We all from time to time have gotten those butterflies in our stomach before having to speak in front of a group, or play music, or whatever the case is. That’s not the worst feeling to have. It says that we care, we want to do our best, and our body is reacting.
As I tell students regularly, I have NEVER seen anyone stand up in the middle of a performance and yell out “You made a mistake!!” Or, come up to the performer or group after the fact (unless it’s their job as a judge) to point out every flaw in the performance. It just doesn’t happen.
Last Sunday, I had the opportunity to play the organ in the largest physical sanctuary I had ever played in. Now, I’ve been playing the organ for almost 28 years, and I’ve played in a lot of churches, and on a lot of different organs. I’ve gotten past those nerves and butterflies….until they showed up this past Sunday! Why? Well, it was because the organist that I was filling in for is excellent, and those are big shoes to fill, along with it being such a physically large space. I made PLENTY of mistakes. But, I had so many people throughout the week not only thank me for playing, they told me that I did an excellent job. So much so, they did not realize that their organist was gone. Wow!
That’s the thing with performing and being in front of people. Whether it’s music or not, we will more than likely have times where we are having to present in front of some form of group. And it’s one of the great things that you get out of learning and making music. You will at some point be performing for a group of people. And making music is such a personal and connective thing, it helps to prepare you for those times down the road when you’re making a presentation for work, or wherever you are.
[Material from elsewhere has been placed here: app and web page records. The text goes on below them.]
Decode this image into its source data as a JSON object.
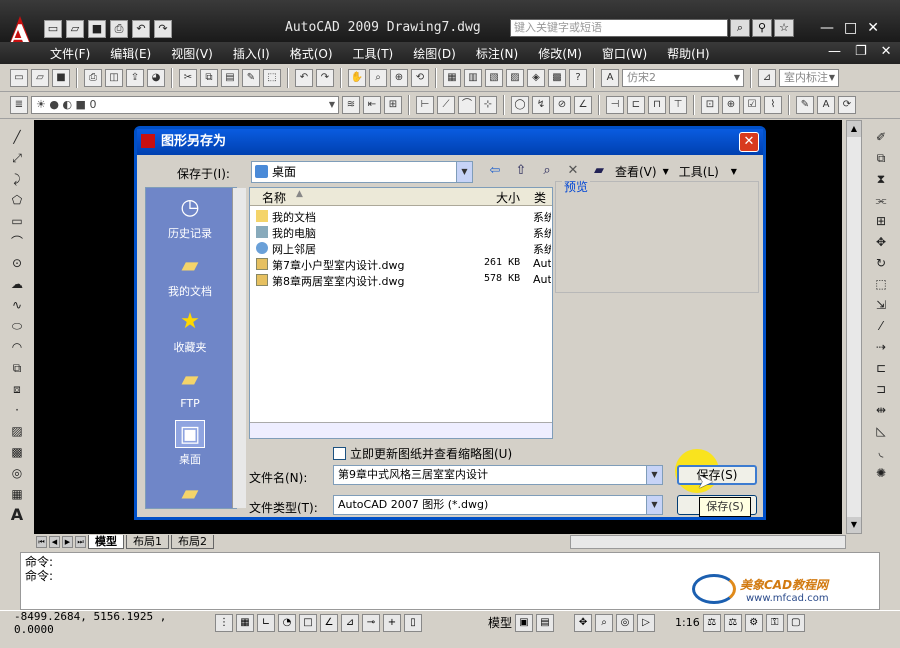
{
  "app": {
    "title": "AutoCAD 2009 Drawing7.dwg",
    "search_placeholder": "键入关键字或短语",
    "menus": [
      "文件(F)",
      "编辑(E)",
      "视图(V)",
      "插入(I)",
      "格式(O)",
      "工具(T)",
      "绘图(D)",
      "标注(N)",
      "修改(M)",
      "窗口(W)",
      "帮助(H)"
    ],
    "textstyle": "仿宋2",
    "dimstyle": "室内标注",
    "layer_value": "0"
  },
  "layout_tabs": [
    "模型",
    "布局1",
    "布局2"
  ],
  "command_lines": [
    "命令:",
    "命令:"
  ],
  "brand": {
    "name": "美象CAD教程网",
    "url": "www.mfcad.com"
  },
  "status": {
    "coords": "-8499.2684,  5156.1925 , 0.0000",
    "model_label": "模型",
    "scale": "1:16"
  },
  "dialog": {
    "title": "图形另存为",
    "save_in_label": "保存于(I):",
    "save_in_value": "桌面",
    "views_label": "查看(V)",
    "tools_label": "工具(L)",
    "places": [
      "历史记录",
      "我的文档",
      "收藏夹",
      "FTP",
      "桌面"
    ],
    "columns": {
      "name": "名称",
      "size": "大小",
      "type": "类"
    },
    "files": [
      {
        "name": "我的文档",
        "size": "",
        "type": "系统"
      },
      {
        "name": "我的电脑",
        "size": "",
        "type": "系统"
      },
      {
        "name": "网上邻居",
        "size": "",
        "type": "系统"
      },
      {
        "name": "第7章小户型室内设计.dwg",
        "size": "261 KB",
        "type": "Aut"
      },
      {
        "name": "第8章两居室室内设计.dwg",
        "size": "578 KB",
        "type": "Aut"
      }
    ],
    "preview_label": "预览",
    "update_checkbox": "立即更新图纸并查看缩略图(U)",
    "filename_label": "文件名(N):",
    "filename_value": "第9章中式风格三居室室内设计",
    "filetype_label": "文件类型(T):",
    "filetype_value": "AutoCAD 2007 图形 (*.dwg)",
    "save_button": "保存(S)",
    "tooltip": "保存(S)"
  }
}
So yes, performing can be scary. There’s no doubt about it. But, the more you do it, the more comfortable you will become. Try it. Again and again. It will help!